TASK:
Among the entries below, how many lines have the word "title"? Answer only with the number.

ENTRIES SHOWN:
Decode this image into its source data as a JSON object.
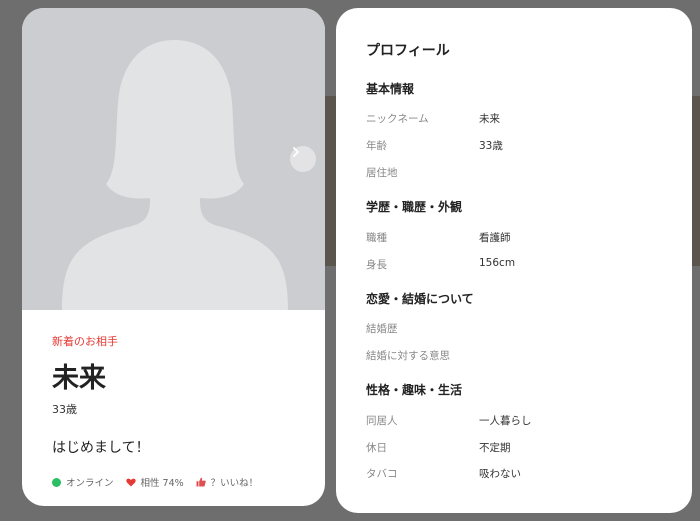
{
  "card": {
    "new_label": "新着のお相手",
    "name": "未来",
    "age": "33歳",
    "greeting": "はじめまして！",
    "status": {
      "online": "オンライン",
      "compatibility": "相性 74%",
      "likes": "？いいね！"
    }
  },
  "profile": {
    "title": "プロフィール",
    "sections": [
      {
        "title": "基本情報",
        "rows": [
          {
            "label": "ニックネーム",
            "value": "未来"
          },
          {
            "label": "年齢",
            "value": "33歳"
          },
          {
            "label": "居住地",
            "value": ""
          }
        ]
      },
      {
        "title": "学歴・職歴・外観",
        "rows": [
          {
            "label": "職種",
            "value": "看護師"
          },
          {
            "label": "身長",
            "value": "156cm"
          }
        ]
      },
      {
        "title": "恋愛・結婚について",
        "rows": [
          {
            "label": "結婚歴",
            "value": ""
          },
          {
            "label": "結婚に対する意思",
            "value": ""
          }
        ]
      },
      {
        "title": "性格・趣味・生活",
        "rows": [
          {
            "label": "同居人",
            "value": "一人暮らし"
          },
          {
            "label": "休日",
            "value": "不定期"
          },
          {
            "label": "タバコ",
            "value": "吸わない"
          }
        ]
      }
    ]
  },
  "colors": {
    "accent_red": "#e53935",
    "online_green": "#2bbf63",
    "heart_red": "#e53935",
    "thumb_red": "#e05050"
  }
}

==

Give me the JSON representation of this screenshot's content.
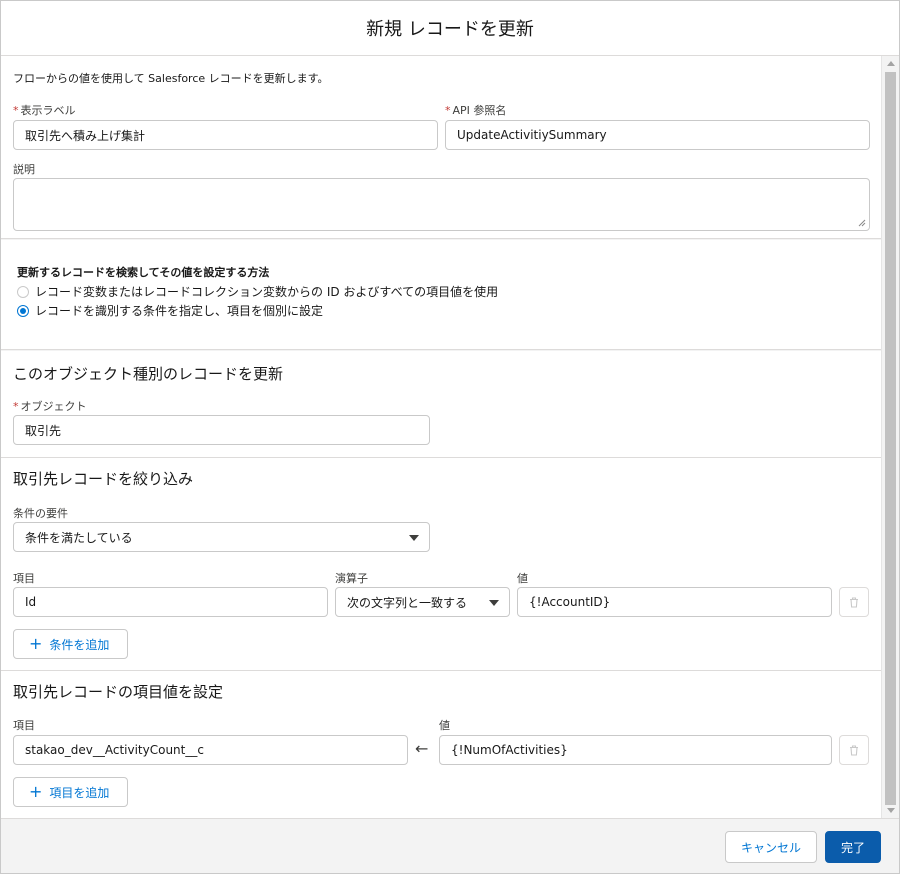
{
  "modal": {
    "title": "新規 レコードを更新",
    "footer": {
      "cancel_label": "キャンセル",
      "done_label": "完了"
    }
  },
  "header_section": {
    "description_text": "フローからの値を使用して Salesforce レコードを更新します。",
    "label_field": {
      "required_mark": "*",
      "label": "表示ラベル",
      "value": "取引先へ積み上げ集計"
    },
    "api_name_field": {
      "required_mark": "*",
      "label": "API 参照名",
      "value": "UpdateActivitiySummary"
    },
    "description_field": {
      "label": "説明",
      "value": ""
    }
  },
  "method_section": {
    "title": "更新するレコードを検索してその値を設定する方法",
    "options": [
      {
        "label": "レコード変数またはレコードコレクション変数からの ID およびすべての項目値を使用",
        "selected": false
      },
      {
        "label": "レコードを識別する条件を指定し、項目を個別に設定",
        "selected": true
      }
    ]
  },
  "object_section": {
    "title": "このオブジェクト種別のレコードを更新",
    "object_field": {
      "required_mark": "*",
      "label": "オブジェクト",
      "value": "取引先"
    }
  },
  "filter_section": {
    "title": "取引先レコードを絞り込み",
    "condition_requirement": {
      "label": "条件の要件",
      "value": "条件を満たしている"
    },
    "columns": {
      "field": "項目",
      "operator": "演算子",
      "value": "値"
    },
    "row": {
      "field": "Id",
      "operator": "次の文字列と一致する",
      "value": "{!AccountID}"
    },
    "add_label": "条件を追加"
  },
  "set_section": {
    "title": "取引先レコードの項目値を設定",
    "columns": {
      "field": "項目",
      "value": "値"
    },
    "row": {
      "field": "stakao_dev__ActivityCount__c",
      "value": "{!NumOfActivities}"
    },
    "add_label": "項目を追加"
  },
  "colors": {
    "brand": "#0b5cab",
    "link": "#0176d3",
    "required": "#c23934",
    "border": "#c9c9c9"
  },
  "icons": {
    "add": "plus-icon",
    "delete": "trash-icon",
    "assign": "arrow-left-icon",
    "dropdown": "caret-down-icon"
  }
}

TASK RESULT:
10